_THE TASK_
Each line of the data that mentions the string "icon" needs to be identified and copied.

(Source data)
== == ==

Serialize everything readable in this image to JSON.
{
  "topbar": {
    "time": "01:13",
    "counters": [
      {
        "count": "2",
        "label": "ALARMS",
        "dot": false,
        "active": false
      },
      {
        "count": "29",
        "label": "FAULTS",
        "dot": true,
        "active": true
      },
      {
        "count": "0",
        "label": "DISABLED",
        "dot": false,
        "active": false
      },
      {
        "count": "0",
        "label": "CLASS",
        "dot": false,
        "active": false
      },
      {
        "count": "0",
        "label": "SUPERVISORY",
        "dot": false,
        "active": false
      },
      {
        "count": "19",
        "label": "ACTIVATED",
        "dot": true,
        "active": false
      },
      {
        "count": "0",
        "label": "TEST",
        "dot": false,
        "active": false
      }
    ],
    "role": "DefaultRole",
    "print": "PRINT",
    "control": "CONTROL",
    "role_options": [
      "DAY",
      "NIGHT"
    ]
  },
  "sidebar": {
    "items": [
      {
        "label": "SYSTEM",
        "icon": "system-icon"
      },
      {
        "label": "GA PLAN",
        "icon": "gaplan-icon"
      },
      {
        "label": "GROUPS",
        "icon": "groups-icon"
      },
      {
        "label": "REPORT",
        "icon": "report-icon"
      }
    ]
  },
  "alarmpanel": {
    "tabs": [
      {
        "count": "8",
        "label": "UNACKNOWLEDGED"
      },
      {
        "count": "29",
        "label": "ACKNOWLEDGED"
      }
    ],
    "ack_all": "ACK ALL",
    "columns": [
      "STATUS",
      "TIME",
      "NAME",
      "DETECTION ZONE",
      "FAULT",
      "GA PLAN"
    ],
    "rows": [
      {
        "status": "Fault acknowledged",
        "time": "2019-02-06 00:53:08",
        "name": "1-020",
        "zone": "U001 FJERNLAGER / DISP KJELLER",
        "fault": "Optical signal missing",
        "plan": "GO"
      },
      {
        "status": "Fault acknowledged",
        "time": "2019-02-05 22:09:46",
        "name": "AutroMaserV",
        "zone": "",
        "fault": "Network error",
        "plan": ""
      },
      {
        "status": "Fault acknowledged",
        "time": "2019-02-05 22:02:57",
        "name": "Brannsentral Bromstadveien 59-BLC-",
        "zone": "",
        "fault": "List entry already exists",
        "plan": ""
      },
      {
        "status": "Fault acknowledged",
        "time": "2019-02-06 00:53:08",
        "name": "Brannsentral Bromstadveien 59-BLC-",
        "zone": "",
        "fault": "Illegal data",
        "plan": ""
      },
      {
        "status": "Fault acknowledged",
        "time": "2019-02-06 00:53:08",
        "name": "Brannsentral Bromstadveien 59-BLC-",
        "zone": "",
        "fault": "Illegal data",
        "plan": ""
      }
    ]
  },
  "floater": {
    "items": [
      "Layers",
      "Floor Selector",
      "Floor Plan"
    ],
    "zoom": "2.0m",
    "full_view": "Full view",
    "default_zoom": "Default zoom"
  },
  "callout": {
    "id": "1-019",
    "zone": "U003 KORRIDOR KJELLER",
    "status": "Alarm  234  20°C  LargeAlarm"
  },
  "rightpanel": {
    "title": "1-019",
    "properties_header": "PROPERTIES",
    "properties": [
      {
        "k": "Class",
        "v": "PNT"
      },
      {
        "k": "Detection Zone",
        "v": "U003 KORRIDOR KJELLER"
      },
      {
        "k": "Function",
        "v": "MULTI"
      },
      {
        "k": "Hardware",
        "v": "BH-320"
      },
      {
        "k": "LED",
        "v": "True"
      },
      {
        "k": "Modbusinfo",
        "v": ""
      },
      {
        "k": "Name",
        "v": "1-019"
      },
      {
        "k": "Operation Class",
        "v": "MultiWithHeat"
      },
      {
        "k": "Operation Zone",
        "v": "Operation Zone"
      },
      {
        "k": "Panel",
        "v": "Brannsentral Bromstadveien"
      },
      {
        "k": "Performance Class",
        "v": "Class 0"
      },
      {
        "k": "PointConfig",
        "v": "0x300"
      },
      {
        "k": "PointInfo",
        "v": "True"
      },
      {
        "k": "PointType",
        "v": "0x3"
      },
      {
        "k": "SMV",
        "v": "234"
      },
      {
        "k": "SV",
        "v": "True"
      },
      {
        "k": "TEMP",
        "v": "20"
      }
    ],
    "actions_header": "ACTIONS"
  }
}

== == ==

_RESULT FOR THIS TASK_
        "icon": "system-icon"
        "icon": "gaplan-icon"
        "icon": "groups-icon"
        "icon": "report-icon"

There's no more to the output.